## Activity
Give back each line of the material that contains the word "about".

⟨

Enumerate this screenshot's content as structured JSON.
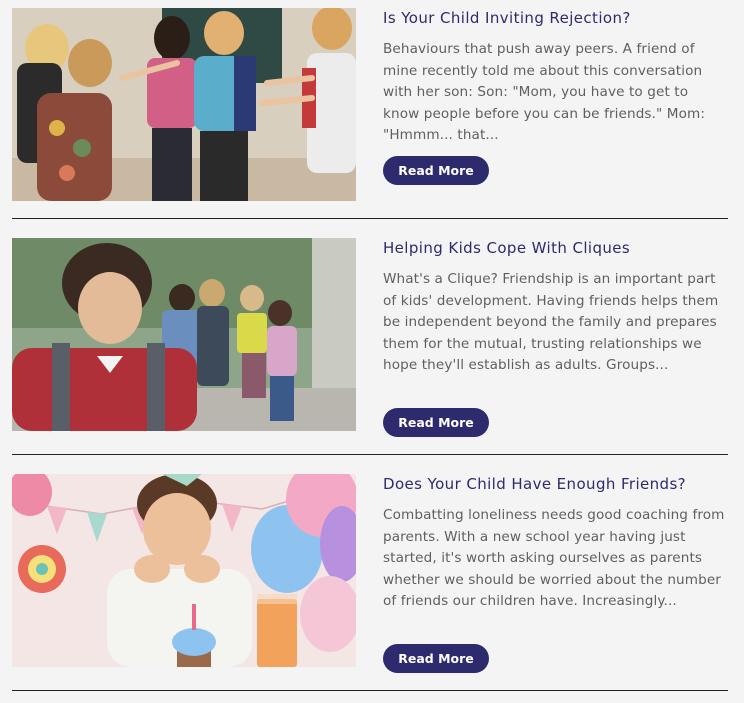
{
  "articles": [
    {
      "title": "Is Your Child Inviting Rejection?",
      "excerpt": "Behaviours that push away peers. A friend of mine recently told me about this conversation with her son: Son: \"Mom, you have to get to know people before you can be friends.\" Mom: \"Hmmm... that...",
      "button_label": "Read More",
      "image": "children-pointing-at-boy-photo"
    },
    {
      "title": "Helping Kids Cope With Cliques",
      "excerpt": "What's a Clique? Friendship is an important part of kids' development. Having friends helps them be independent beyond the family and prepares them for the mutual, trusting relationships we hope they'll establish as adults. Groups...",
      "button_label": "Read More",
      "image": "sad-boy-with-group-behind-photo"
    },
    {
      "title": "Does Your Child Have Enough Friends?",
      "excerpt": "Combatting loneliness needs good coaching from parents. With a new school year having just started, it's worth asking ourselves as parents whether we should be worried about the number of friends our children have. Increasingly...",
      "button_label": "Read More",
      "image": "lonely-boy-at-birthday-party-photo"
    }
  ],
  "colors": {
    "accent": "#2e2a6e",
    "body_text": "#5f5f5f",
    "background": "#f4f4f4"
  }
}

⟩
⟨

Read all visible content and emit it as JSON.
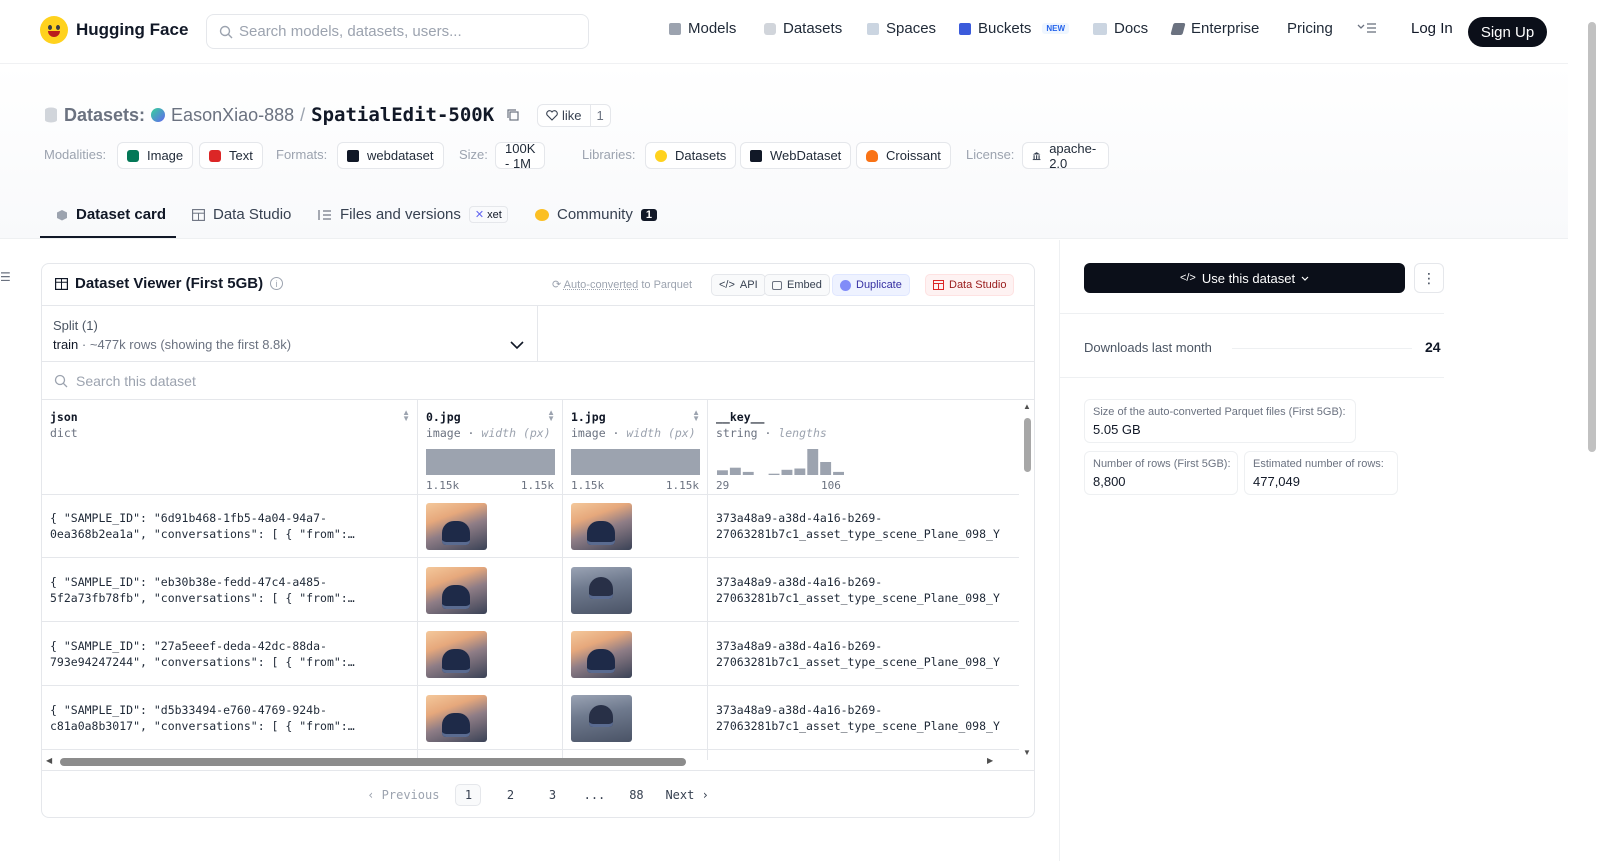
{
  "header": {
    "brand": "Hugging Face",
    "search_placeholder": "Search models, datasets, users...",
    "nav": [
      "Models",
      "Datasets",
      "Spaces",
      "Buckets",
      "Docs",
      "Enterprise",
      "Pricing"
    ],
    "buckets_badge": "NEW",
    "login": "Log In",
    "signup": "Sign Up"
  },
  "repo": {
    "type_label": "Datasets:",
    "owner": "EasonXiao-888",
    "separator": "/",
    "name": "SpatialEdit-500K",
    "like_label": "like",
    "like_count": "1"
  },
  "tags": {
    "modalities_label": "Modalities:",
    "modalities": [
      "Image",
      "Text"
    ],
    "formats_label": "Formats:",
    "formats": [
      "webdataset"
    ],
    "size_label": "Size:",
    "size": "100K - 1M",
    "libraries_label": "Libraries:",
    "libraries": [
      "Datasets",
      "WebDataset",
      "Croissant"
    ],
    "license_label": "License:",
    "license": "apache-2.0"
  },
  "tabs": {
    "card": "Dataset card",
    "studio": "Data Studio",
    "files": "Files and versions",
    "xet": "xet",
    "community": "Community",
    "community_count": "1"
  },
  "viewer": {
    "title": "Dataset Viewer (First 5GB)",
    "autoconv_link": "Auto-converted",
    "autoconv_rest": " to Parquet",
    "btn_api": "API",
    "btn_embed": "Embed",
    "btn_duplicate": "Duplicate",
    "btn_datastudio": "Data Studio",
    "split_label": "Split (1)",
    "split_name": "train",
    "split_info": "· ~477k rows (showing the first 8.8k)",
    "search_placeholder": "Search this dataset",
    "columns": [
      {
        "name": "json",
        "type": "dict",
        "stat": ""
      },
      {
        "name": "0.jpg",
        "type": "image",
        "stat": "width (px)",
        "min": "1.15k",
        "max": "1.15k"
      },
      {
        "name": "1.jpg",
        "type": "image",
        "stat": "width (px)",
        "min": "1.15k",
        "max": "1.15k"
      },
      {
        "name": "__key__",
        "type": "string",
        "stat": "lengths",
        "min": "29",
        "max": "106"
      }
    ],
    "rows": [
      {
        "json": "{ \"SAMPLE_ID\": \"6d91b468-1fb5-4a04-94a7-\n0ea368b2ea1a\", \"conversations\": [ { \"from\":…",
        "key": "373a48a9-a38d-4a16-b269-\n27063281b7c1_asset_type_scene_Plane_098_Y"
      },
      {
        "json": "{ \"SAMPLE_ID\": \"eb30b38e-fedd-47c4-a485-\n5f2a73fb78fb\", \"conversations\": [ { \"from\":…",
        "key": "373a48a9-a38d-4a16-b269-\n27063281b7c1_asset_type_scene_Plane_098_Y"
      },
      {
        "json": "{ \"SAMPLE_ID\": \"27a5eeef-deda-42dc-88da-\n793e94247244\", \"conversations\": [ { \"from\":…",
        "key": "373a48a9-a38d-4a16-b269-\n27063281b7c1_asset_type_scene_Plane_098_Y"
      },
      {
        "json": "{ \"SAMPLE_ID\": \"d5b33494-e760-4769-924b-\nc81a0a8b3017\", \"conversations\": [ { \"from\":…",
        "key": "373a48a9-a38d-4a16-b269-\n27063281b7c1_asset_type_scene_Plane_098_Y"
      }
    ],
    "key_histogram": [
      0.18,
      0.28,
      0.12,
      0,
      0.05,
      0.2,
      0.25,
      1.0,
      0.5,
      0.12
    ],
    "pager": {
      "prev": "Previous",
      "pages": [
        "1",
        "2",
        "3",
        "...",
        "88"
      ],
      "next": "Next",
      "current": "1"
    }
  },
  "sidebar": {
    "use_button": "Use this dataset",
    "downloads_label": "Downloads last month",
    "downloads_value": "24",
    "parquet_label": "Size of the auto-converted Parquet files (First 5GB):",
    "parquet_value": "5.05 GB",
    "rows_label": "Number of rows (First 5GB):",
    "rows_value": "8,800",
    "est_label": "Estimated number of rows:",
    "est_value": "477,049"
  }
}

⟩

## Reply
      "excerpt": "Behaviours that push away peers. A friend of mine recently told me about this conversation with her son: Son: \"Mom, you have to get to know people before you can be friends.\" Mom: \"Hmmm... that...",
      "excerpt": "Combatting loneliness needs good coaching from parents. With a new school year having just started, it's worth asking ourselves as parents whether we should be worried about the number of friends our children have. Increasingly...",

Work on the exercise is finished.